## EXERCISE GOAL
Give back every record below, character for character.

+++

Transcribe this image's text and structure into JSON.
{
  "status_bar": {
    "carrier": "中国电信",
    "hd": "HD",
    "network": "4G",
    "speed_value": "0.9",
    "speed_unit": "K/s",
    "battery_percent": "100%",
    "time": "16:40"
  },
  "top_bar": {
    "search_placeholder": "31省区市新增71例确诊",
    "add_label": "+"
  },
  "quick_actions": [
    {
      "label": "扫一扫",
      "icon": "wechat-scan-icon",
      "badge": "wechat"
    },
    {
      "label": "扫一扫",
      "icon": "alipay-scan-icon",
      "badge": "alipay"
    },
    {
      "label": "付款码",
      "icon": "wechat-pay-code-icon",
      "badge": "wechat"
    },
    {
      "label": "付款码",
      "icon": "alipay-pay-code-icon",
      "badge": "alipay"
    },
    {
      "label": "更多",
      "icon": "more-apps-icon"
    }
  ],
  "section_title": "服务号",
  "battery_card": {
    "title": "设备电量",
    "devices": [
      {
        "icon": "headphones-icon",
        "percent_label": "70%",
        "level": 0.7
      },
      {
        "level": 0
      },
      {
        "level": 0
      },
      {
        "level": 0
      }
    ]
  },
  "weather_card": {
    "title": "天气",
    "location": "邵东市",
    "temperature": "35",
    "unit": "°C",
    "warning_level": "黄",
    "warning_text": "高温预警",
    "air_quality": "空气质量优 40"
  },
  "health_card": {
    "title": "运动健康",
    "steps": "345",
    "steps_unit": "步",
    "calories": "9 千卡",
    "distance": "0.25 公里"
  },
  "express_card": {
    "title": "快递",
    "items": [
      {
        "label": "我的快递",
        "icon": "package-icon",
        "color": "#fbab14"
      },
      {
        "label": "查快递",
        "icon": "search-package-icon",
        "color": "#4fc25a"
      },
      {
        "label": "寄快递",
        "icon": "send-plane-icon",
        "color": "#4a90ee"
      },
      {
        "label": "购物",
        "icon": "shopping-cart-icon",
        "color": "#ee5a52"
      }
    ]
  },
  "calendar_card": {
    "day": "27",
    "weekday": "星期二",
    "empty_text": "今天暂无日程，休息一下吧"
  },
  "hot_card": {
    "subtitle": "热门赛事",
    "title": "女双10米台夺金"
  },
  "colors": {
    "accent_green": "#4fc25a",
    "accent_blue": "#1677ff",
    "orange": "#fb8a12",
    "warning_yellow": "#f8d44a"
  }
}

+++

## YOUR RESPONSE
Transcribe this image's text and structure into JSON.
{
  "status_bar": {
    "carrier": "中国电信",
    "hd": "HD",
    "network": "4G",
    "speed_value": "0.9",
    "speed_unit": "K/s",
    "battery_percent": "100%",
    "time": "16:40"
  },
  "top_bar": {
    "search_placeholder": "31省区市新增71例确诊",
    "add_label": "+"
  },
  "quick_actions": [
    {
      "label": "扫一扫",
      "icon": "wechat-scan-icon",
      "badge": "wechat"
    },
    {
      "label": "扫一扫",
      "icon": "alipay-scan-icon",
      "badge": "alipay"
    },
    {
      "label": "付款码",
      "icon": "wechat-pay-code-icon",
      "badge": "wechat"
    },
    {
      "label": "付款码",
      "icon": "alipay-pay-code-icon",
      "badge": "alipay"
    },
    {
      "label": "更多",
      "icon": "more-apps-icon"
    }
  ],
  "section_title": "服务号",
  "battery_card": {
    "title": "设备电量",
    "devices": [
      {
        "icon": "headphones-icon",
        "percent_label": "70%",
        "level": 0.7
      },
      {
        "level": 0
      },
      {
        "level": 0
      },
      {
        "level": 0
      }
    ]
  },
  "weather_card": {
    "title": "天气",
    "location": "邵东市",
    "temperature": "35",
    "unit": "°C",
    "warning_level": "黄",
    "warning_text": "高温预警",
    "air_quality": "空气质量优 40"
  },
  "health_card": {
    "title": "运动健康",
    "steps": "345",
    "steps_unit": "步",
    "calories": "9 千卡",
    "distance": "0.25 公里"
  },
  "express_card": {
    "title": "快递",
    "items": [
      {
        "label": "我的快递",
        "icon": "package-icon",
        "color": "#fbab14"
      },
      {
        "label": "查快递",
        "icon": "search-package-icon",
        "color": "#4fc25a"
      },
      {
        "label": "寄快递",
        "icon": "send-plane-icon",
        "color": "#4a90ee"
      },
      {
        "label": "购物",
        "icon": "shopping-cart-icon",
        "color": "#ee5a52"
      }
    ]
  },
  "calendar_card": {
    "day": "27",
    "weekday": "星期二",
    "empty_text": "今天暂无日程，休息一下吧"
  },
  "hot_card": {
    "subtitle": "热门赛事",
    "title": "女双10米台夺金"
  },
  "colors": {
    "accent_green": "#4fc25a",
    "accent_blue": "#1677ff",
    "orange": "#fb8a12",
    "warning_yellow": "#f8d44a"
  }
}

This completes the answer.